Impairment continues to be a leading cause of motor vehicle crashes. In recent years, almost 40% of all crashes in New Hampshire involved driver impairment. From 2009-2018, 354 people were killed in crashes involving an alcohol-impaired driver in New Hampshire. Driving while impaired by any substance can be deadly.
Often when we think of impairment, we think of alcohol. In recent years, the opioid crisis in New Hampshire has resulted in increasly higher numbers of impaired drivers.2 Impaired Driving can also occur when someone drives while under the influence of legally prescribed and/or over the counter medications.2 Additionally, as many states across the country legalize recreational marijuana, it is increasly easier to obtain and its effects are often misunderstood. It is important for teens to remember that if a driver’s mental state is altered by marijuana, they are driving impaired.3
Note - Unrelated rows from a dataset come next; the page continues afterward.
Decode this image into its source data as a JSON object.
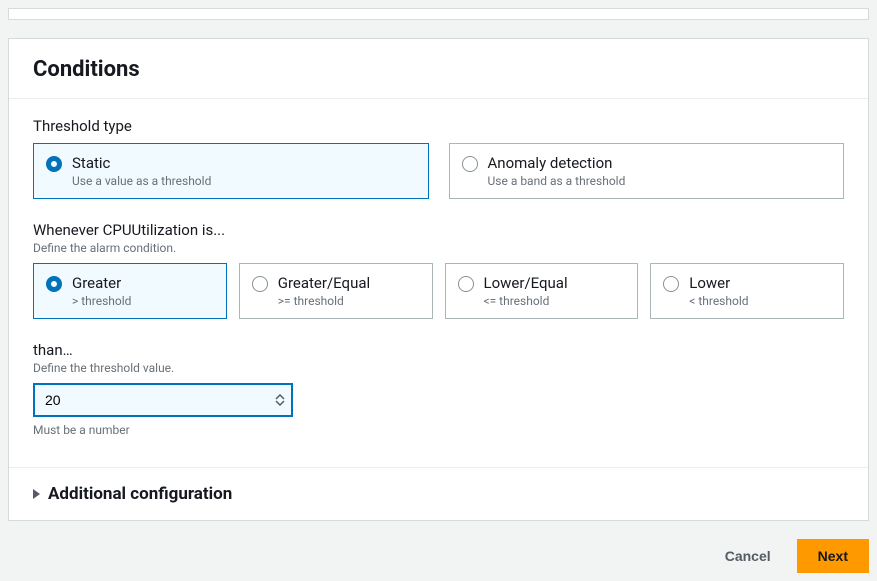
{
  "conditions": {
    "title": "Conditions",
    "thresholdType": {
      "label": "Threshold type",
      "options": {
        "static": {
          "title": "Static",
          "desc": "Use a value as a threshold"
        },
        "anomaly": {
          "title": "Anomaly detection",
          "desc": "Use a band as a threshold"
        }
      }
    },
    "whenever": {
      "label": "Whenever CPUUtilization is...",
      "sub": "Define the alarm condition.",
      "options": {
        "gt": {
          "title": "Greater",
          "desc": "> threshold"
        },
        "gte": {
          "title": "Greater/Equal",
          "desc": ">= threshold"
        },
        "lte": {
          "title": "Lower/Equal",
          "desc": "<= threshold"
        },
        "lt": {
          "title": "Lower",
          "desc": "< threshold"
        }
      }
    },
    "than": {
      "label": "than…",
      "sub": "Define the threshold value.",
      "value": "20",
      "hint": "Must be a number"
    },
    "additional": "Additional configuration"
  },
  "buttons": {
    "cancel": "Cancel",
    "next": "Next"
  }
}
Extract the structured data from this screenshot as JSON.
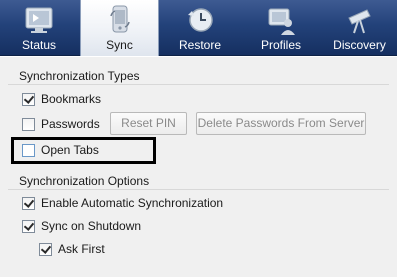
{
  "toolbar": {
    "tabs": [
      {
        "label": "Status",
        "icon": "status-monitor-icon"
      },
      {
        "label": "Sync",
        "icon": "sync-phone-icon",
        "active": true
      },
      {
        "label": "Restore",
        "icon": "restore-clock-icon"
      },
      {
        "label": "Profiles",
        "icon": "profiles-user-icon"
      },
      {
        "label": "Discovery",
        "icon": "discovery-telescope-icon"
      }
    ]
  },
  "sync_types": {
    "title": "Synchronization Types",
    "bookmarks": {
      "label": "Bookmarks",
      "checked": true
    },
    "passwords": {
      "label": "Passwords",
      "checked": false
    },
    "reset_pin_label": "Reset PIN",
    "delete_passwords_label": "Delete Passwords From Server",
    "open_tabs": {
      "label": "Open Tabs",
      "checked": false
    }
  },
  "sync_options": {
    "title": "Synchronization Options",
    "auto_sync": {
      "label": "Enable Automatic Synchronization",
      "checked": true
    },
    "sync_on_shutdown": {
      "label": "Sync on Shutdown",
      "checked": true
    },
    "ask_first": {
      "label": "Ask First",
      "checked": true
    }
  },
  "colors": {
    "toolbar": "#23427a",
    "panel": "#f0f0f0",
    "highlight": "#000000"
  }
}
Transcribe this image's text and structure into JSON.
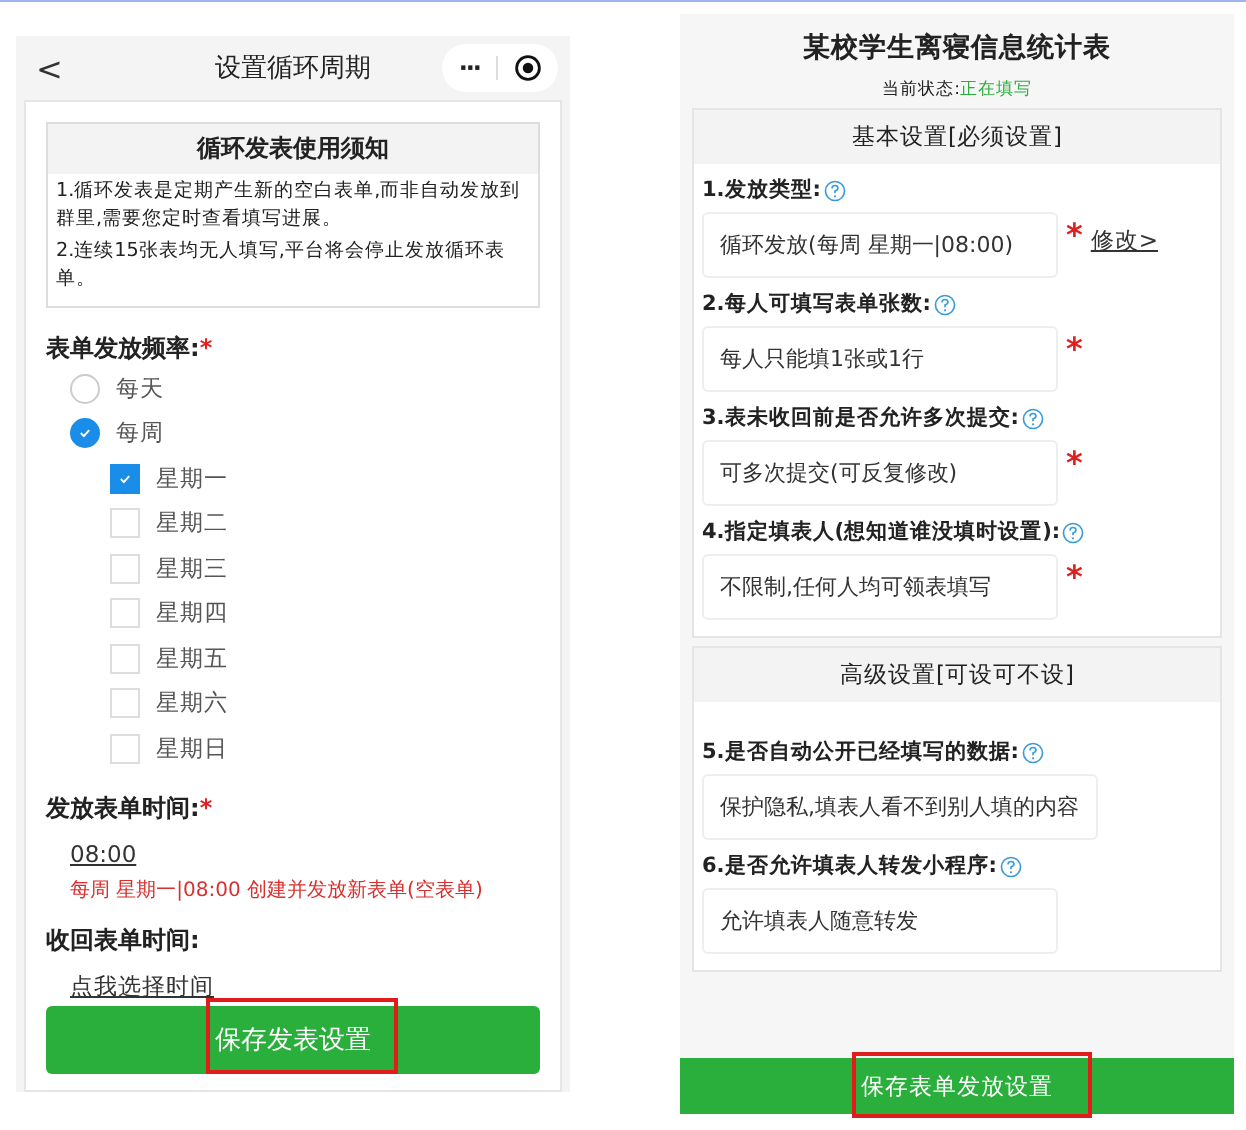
{
  "left": {
    "nav": {
      "back": "<",
      "title": "设置循环周期",
      "more": "···"
    },
    "notice": {
      "title": "循环发表使用须知",
      "lines": [
        "1.循环发表是定期产生新的空白表单,而非自动发放到群里,需要您定时查看填写进展。",
        "2.连续15张表均无人填写,平台将会停止发放循环表单。"
      ]
    },
    "frequency": {
      "label": "表单发放频率:",
      "required_mark": "*",
      "options": [
        {
          "label": "每天",
          "selected": false
        },
        {
          "label": "每周",
          "selected": true
        }
      ],
      "days": [
        {
          "label": "星期一",
          "checked": true
        },
        {
          "label": "星期二",
          "checked": false
        },
        {
          "label": "星期三",
          "checked": false
        },
        {
          "label": "星期四",
          "checked": false
        },
        {
          "label": "星期五",
          "checked": false
        },
        {
          "label": "星期六",
          "checked": false
        },
        {
          "label": "星期日",
          "checked": false
        }
      ]
    },
    "send_time": {
      "label": "发放表单时间:",
      "required_mark": "*",
      "value": "08:00",
      "hint": "每周 星期一|08:00 创建并发放新表单(空表单)"
    },
    "collect_time": {
      "label": "收回表单时间:",
      "link": "点我选择时间"
    },
    "save_button": "保存发表设置"
  },
  "right": {
    "title": "某校学生离寝信息统计表",
    "status_label": "当前状态:",
    "status": "正在填写",
    "sections": [
      {
        "title": "基本设置[必须设置]",
        "fields": [
          {
            "label": "1.发放类型:",
            "value": "循环发放(每周 星期一|08:00)",
            "required_mark": "*",
            "link": "修改>"
          },
          {
            "label": "2.每人可填写表单张数:",
            "value": "每人只能填1张或1行",
            "required_mark": "*"
          },
          {
            "label": "3.表未收回前是否允许多次提交:",
            "value": "可多次提交(可反复修改)",
            "required_mark": "*"
          },
          {
            "label": "4.指定填表人(想知道谁没填时设置):",
            "value": "不限制,任何人均可领表填写",
            "required_mark": "*"
          }
        ]
      },
      {
        "title": "高级设置[可设可不设]",
        "fields": [
          {
            "label": "5.是否自动公开已经填写的数据:",
            "value": "保护隐私,填表人看不到别人填的内容"
          },
          {
            "label": "6.是否允许填表人转发小程序:",
            "value": "允许填表人随意转发"
          }
        ]
      }
    ],
    "save_button": "保存表单发放设置"
  }
}
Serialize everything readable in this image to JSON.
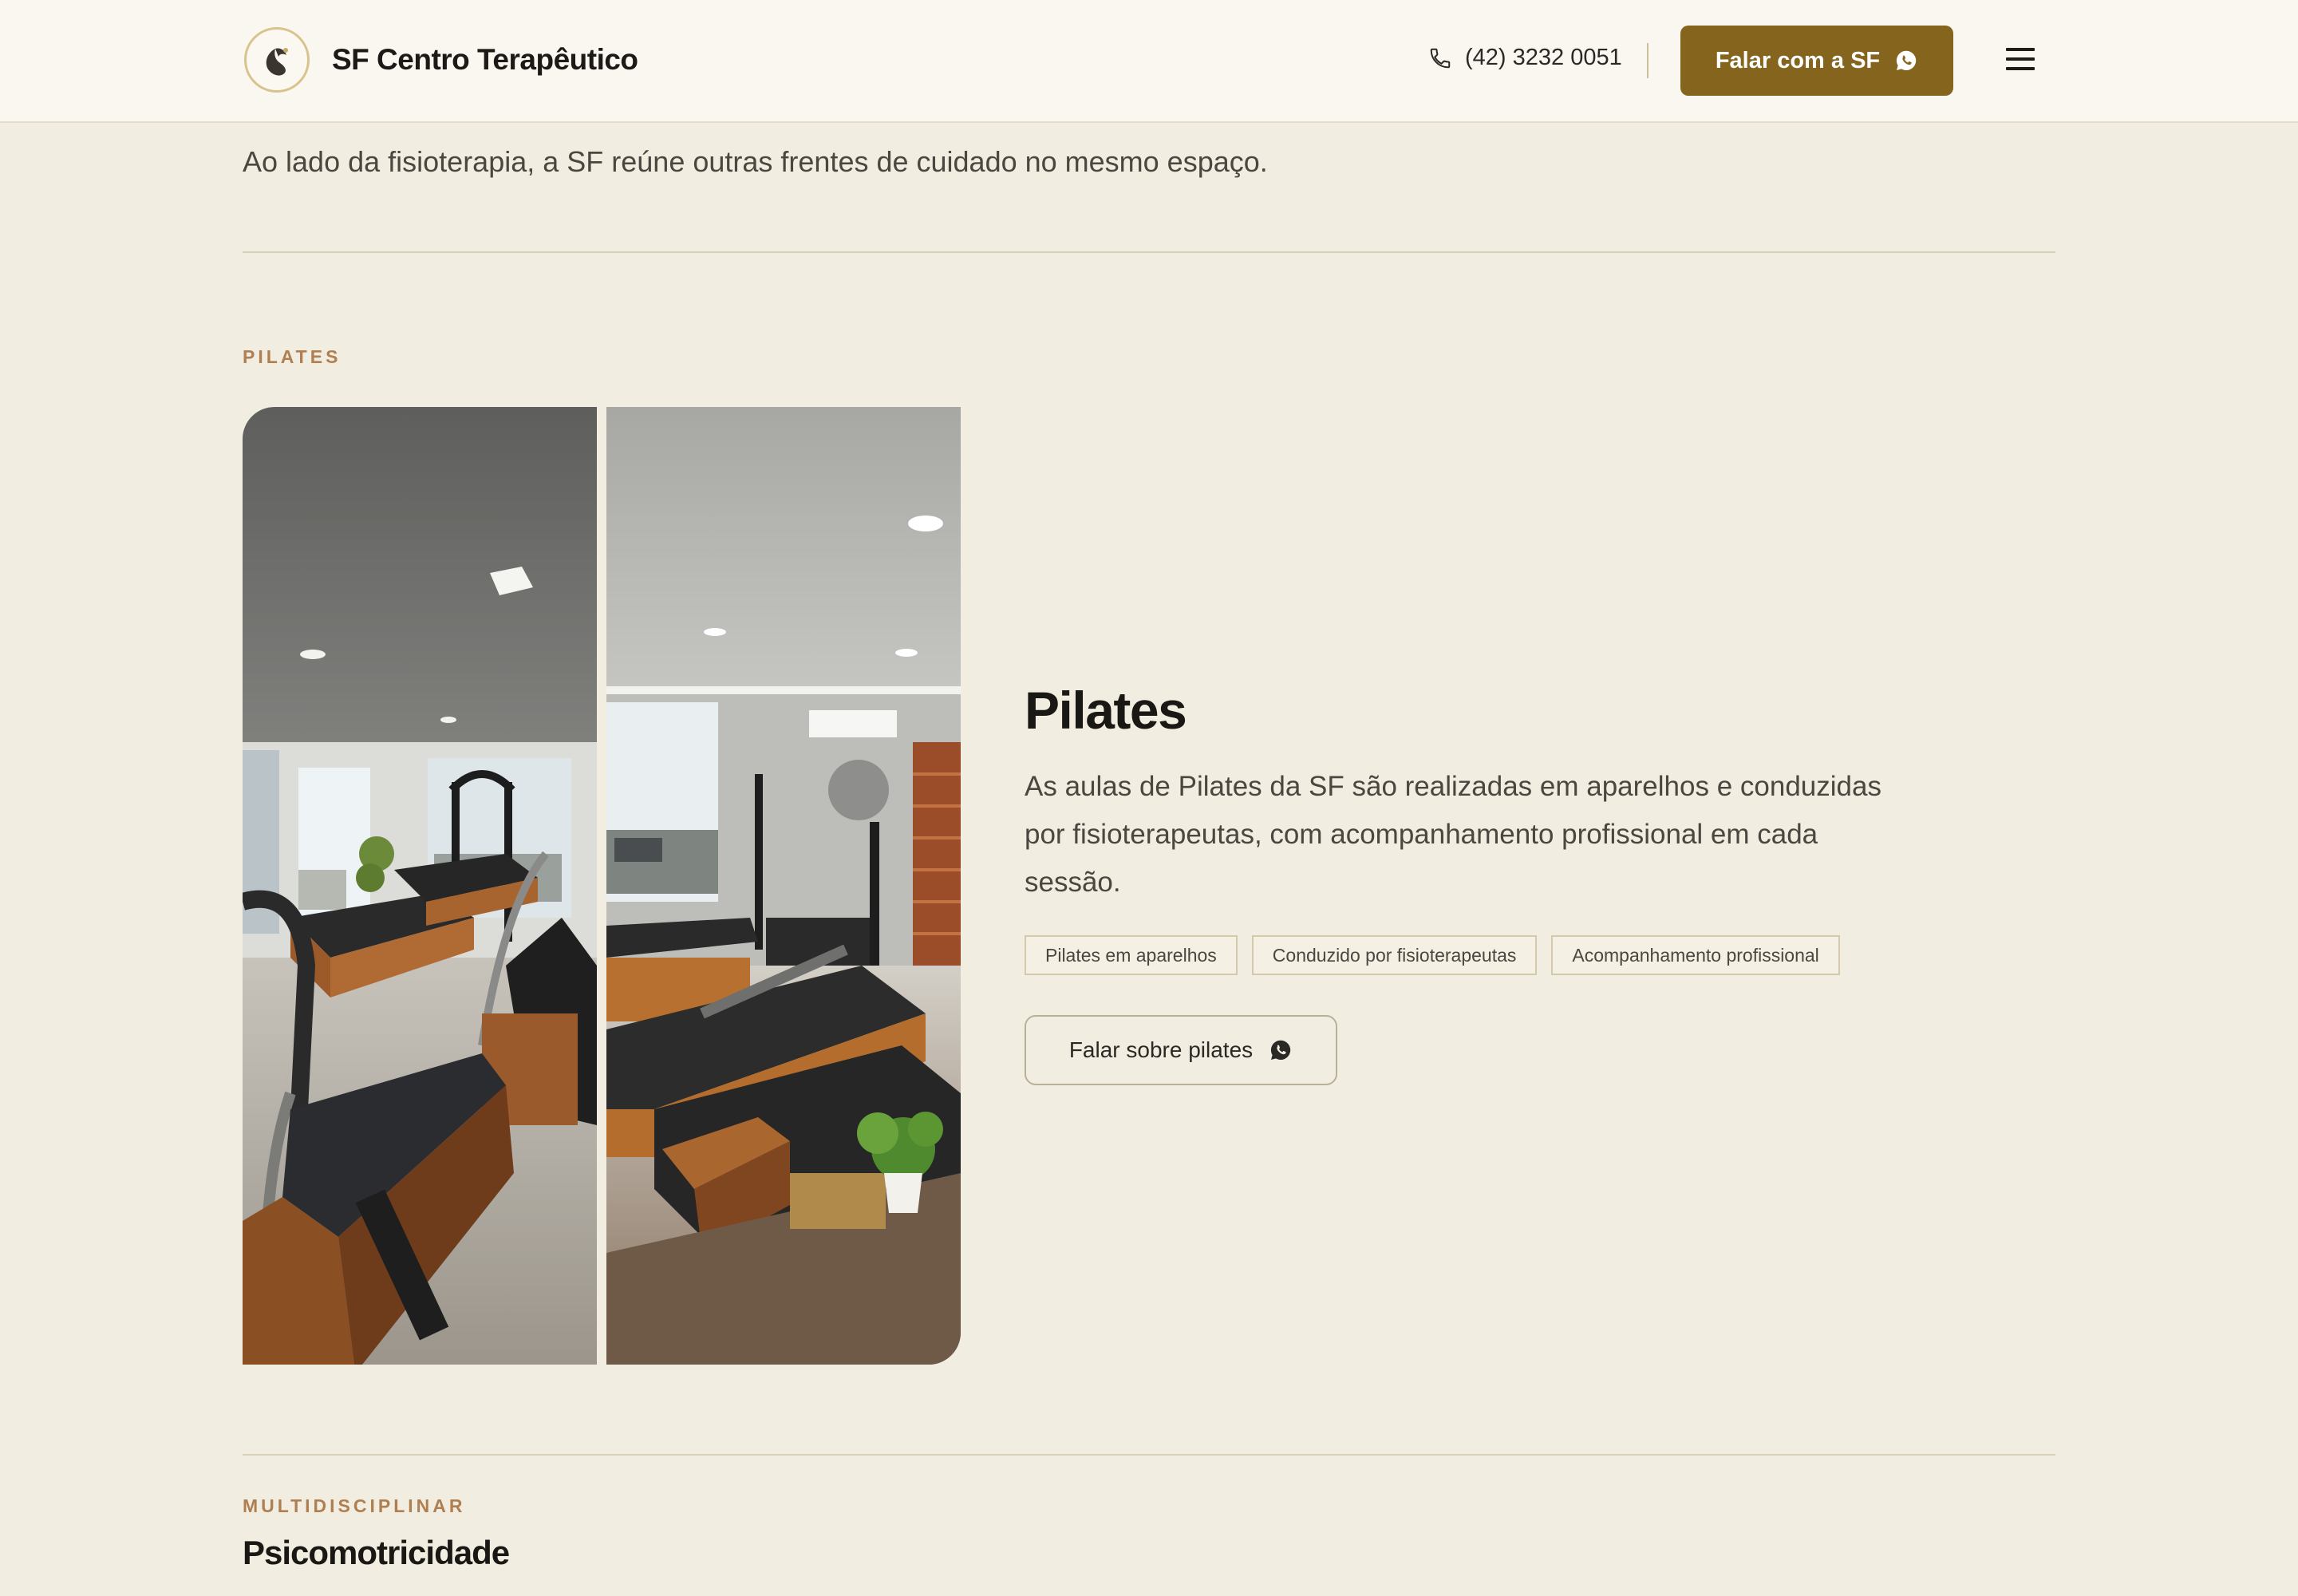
{
  "header": {
    "brand_name": "SF Centro Terapêutico",
    "logo_icon": "leaf-swirl-icon",
    "phone": "(42) 3232 0051",
    "cta_label": "Falar com a SF",
    "cta_icon": "whatsapp-icon",
    "menu_icon": "hamburger-menu-icon",
    "cta_color": "#85641e"
  },
  "intro": {
    "text": "Ao lado da fisioterapia, a SF reúne outras frentes de cuidado no mesmo espaço."
  },
  "pilates": {
    "eyebrow": "PILATES",
    "title": "Pilates",
    "description": "As aulas de Pilates da SF são realizadas em aparelhos e conduzidas por fisioterapeutas, com acompanhamento profissional em cada sessão.",
    "tags": [
      "Pilates em aparelhos",
      "Conduzido por fisioterapeutas",
      "Acompanhamento profissional"
    ],
    "button_label": "Falar sobre pilates",
    "button_icon": "whatsapp-icon"
  },
  "next_section": {
    "eyebrow": "MULTIDISCIPLINAR",
    "title": "Psicomotricidade"
  },
  "colors": {
    "background": "#f2ede1",
    "accent": "#85641e",
    "eyebrow": "#b07f51"
  }
}
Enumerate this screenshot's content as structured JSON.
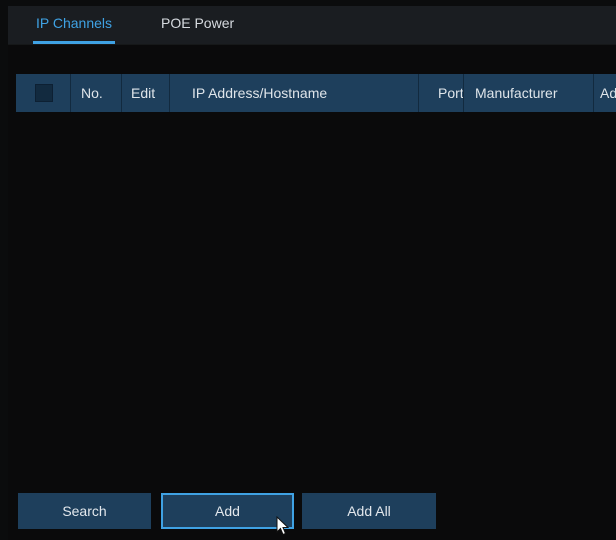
{
  "tabs": [
    {
      "label": "IP Channels",
      "active": true
    },
    {
      "label": "POE Power",
      "active": false
    }
  ],
  "table": {
    "columns": [
      {
        "label": ""
      },
      {
        "label": "No."
      },
      {
        "label": "Edit"
      },
      {
        "label": "IP Address/Hostname"
      },
      {
        "label": "Port"
      },
      {
        "label": "Manufacturer"
      },
      {
        "label": "Ad"
      }
    ],
    "rows": []
  },
  "buttons": {
    "search": "Search",
    "add": "Add",
    "add_all": "Add All"
  },
  "colors": {
    "accent": "#3fa2e4",
    "header_bg": "#1e3f5c",
    "background": "#0a0a0b"
  }
}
Impaired driving can have serious consequences, including injury and death.24 Impaired driving is entirely preventable.4
|Blood Alcohol Concentration (BAC) in g/dL||Typical Effects||Predictable Effects on Driving|
|.02||Some loss of judgment; relaxation, slight body warmth, altered mood||Decline in visual functions (rapid tracking of a moving target), decline in ability to perform two tasks at the same time (divided attention)|
|.05||Exaggerated behavior, may have loss of small-muscle control (e.g., focusing your eyes), impaired judgment, usually good feeling, lowered alertness, release of inhibition||Reduced coordination, reduced ability to track moving objects, difficulty steering, reduced response to emergency driving situations|
|.08||Muscle coordination becomes poor (e.g., balance, speech, vision, reaction time, and hearing), harder to detect danger; judgment, self-control, reasoning, and memory are impaired||Concentration, short-term memory loss, speed control, reduced information processing capability (e.g., signal detection, visual search), impaired perception|
|.10||Clear deterioration of reaction time and control, slurred speech, poor coordination, and slowed thinking||Reduced ability to maintain lane position and brake appropriately|
|.15||Far less muscle control than normal, vomiting may occur (unless this level is reached slowly or a person has developed a tolerance for alcohol), major loss of balance||Substantial impairment in vehicle control, attention to driving task, and in necessary visual and auditory information processing|
Below is a social change PSA created by the National Highway Traffic Safety Administration stressing the fact that “If You Feel Different, You Drive Different” and noting the fact that driving under the influence of marijuana is grounds for arrest and a DUI charge.
Being a responsible driver is simple. It is illegal for teens to consume alcohol or use substances, but if you find yourself in a situation here are some tips:
If you see an impaired driver on the road, contact law enforcement. Your actions could help save someone’s life.